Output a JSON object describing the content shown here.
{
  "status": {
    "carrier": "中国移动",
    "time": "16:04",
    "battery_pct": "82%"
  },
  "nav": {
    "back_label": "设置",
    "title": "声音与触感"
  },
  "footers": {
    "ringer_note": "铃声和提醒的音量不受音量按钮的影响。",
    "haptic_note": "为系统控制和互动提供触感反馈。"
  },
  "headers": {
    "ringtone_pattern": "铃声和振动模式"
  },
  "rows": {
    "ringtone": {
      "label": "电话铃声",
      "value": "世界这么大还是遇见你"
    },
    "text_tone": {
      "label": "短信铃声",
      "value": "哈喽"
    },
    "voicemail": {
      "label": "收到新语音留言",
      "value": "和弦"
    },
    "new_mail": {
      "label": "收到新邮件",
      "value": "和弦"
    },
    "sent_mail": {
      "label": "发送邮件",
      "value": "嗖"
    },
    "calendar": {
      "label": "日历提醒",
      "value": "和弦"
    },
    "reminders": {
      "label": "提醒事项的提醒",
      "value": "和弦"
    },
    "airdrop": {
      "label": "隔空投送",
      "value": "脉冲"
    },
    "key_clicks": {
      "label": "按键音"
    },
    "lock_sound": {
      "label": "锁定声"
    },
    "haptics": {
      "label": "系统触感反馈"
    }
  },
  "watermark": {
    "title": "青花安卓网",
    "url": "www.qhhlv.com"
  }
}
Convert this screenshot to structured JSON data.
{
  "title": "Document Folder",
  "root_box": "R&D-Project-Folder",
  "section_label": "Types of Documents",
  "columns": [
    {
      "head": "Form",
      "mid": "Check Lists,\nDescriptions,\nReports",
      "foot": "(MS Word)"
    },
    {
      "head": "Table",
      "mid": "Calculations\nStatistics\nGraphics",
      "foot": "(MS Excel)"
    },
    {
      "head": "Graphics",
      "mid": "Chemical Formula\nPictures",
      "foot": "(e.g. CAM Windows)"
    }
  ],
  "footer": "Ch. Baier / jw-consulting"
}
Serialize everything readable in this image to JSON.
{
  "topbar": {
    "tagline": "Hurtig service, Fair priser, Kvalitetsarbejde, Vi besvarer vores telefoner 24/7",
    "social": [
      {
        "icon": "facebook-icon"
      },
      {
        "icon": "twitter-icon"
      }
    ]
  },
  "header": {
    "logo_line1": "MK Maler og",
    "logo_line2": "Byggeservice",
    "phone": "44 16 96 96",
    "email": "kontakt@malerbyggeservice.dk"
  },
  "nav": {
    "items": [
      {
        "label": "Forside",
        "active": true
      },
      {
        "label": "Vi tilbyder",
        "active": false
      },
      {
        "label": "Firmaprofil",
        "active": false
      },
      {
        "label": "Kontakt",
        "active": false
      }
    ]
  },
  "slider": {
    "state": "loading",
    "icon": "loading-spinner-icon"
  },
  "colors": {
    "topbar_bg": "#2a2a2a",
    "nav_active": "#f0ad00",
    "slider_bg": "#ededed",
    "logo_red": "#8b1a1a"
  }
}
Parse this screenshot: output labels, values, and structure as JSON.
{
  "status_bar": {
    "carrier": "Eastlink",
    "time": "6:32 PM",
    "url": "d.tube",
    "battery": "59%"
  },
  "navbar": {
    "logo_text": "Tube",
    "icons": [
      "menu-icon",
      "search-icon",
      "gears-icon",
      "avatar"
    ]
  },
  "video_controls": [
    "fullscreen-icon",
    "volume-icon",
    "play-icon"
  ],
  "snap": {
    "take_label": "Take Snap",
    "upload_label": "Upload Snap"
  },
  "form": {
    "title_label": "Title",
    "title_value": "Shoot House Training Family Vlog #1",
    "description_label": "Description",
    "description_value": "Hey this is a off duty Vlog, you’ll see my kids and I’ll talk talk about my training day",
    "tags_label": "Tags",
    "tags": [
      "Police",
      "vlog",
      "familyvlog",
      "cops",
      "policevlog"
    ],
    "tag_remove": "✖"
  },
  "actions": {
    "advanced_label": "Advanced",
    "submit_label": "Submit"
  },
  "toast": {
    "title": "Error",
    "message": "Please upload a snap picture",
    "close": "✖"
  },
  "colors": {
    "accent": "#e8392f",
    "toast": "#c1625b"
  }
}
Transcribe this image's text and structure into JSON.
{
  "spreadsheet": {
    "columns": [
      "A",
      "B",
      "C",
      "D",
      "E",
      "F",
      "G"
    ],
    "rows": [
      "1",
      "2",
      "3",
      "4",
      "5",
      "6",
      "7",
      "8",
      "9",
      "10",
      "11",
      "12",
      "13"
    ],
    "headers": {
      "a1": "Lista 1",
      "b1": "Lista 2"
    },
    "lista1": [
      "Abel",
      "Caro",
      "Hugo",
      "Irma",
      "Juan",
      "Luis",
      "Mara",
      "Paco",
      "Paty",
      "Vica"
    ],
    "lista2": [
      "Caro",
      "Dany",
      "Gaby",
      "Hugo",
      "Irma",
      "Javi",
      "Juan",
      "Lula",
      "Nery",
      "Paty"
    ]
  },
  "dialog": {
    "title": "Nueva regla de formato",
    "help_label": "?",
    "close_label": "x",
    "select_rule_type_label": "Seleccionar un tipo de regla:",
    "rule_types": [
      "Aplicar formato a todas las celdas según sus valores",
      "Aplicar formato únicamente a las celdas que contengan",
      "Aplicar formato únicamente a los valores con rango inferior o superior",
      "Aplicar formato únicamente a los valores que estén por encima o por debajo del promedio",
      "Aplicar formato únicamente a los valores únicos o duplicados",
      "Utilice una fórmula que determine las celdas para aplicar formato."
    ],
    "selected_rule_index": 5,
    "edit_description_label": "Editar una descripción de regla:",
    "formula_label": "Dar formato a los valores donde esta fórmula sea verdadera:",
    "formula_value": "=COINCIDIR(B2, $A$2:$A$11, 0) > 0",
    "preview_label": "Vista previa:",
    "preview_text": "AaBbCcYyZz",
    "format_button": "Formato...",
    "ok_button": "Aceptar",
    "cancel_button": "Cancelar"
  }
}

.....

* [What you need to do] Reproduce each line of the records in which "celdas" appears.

* [Task solution]
      "Aplicar formato a todas las celdas según sus valores",
      "Aplicar formato únicamente a las celdas que contengan",
      "Utilice una fórmula que determine las celdas para aplicar formato."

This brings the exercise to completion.